New Haven, Connecticut – Prominent human rights advocate Hamida Barmaki and her entire family were among at least 14 people killed when a Taliban suicide bomber blew up a crowded supermarket in Kabul on Friday.
Barmaki was a commissioner at the Afghanistan Independent Human Rights Commission, a passionate activist for the rights of Afghanistan’s women and children, and a law professor at Kabul University. She was killed with her husband, Massoud Yama, a doctor, and their four young children.
Afghanistan’s community of human rights defenders is reeling. The New York Times reports:
A colleague from the human rights commission, Ahmad Nader Nadery, struggled to control his emotions as he spoke of Ms. Barmaki. She had gone with her family to Italy in 2007 to study for a master’s degree and then returned to Afghanistan in 2008. “Her brothers were trying to persuade her to stay abroad, have a good education and a good life for her family, but she resisted these requests and returned back,” Mr. Nadery said.
Barmaki dedicated her life to expanding access to justice for Afghanistan’s most vulnerable populations, and ending practices that harmed children. Her work was often dealt with taboo subjects, such as sexual abuse, and challenged the powerful.
Her work to end the recruitment of children by the Afghan police force and the use of boy sex slaves by military officials was just coming to fruition. (She had planned to give an interview to The New York Times on that subject later on Saturday.) In addition to her human rights commission work and teaching, she set up a training center for young lawyers, ran a charity that provided free legal aid to the poor and was trying to establish a post-graduate program in legal studies, Mr. Nadery said.
Given the opportunity to move abroad and escape the violence that had gripped her homeland all her life, Barmaki chose to stay in Afghanistan, a selfless decision that cost Barmaki her life.
Ms. Barmaki had been offered a fellowship in Germany this year, but decided against it so she could continue her work here. “She was loved by everybody,” Mr. Nadery said. “She was a very humble person, very quiet and soft-spoken, but when she did speak, it was with great force and authority.”

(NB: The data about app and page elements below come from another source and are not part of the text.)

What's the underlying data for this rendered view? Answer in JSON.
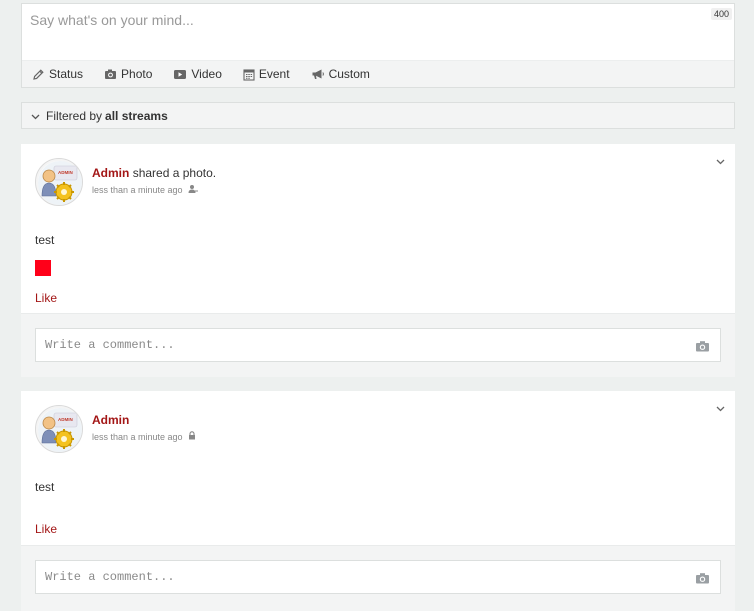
{
  "composer": {
    "placeholder": "Say what's on your mind...",
    "char_count": "400",
    "tabs": [
      {
        "label": "Status",
        "icon": "pencil-icon"
      },
      {
        "label": "Photo",
        "icon": "camera-icon"
      },
      {
        "label": "Video",
        "icon": "video-icon"
      },
      {
        "label": "Event",
        "icon": "calendar-icon"
      },
      {
        "label": "Custom",
        "icon": "megaphone-icon"
      }
    ]
  },
  "filter": {
    "prefix": "Filtered by",
    "value": "all streams",
    "icon": "chevron-down-icon"
  },
  "posts": [
    {
      "author": "Admin",
      "action": "shared a photo.",
      "time": "less than a minute ago",
      "privacy_icon": "user-icon",
      "text": "test",
      "has_photo": true,
      "like_label": "Like",
      "comment_placeholder": "Write a comment..."
    },
    {
      "author": "Admin",
      "action": "",
      "time": "less than a minute ago",
      "privacy_icon": "lock-icon",
      "text": "test",
      "has_photo": false,
      "like_label": "Like",
      "comment_placeholder": "Write a comment..."
    }
  ],
  "colors": {
    "background": "#edf0ef",
    "author": "#a31616",
    "photo": "#ff0019"
  }
}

Thousands of mourners gathered in freezing rain for a final farewell to Barmaki, Yama and their children, when the family was buried in a cemetery on the outskirts of Kabul Saturday.
Even from afar, it’s impossible not to feel the darkness pressing in.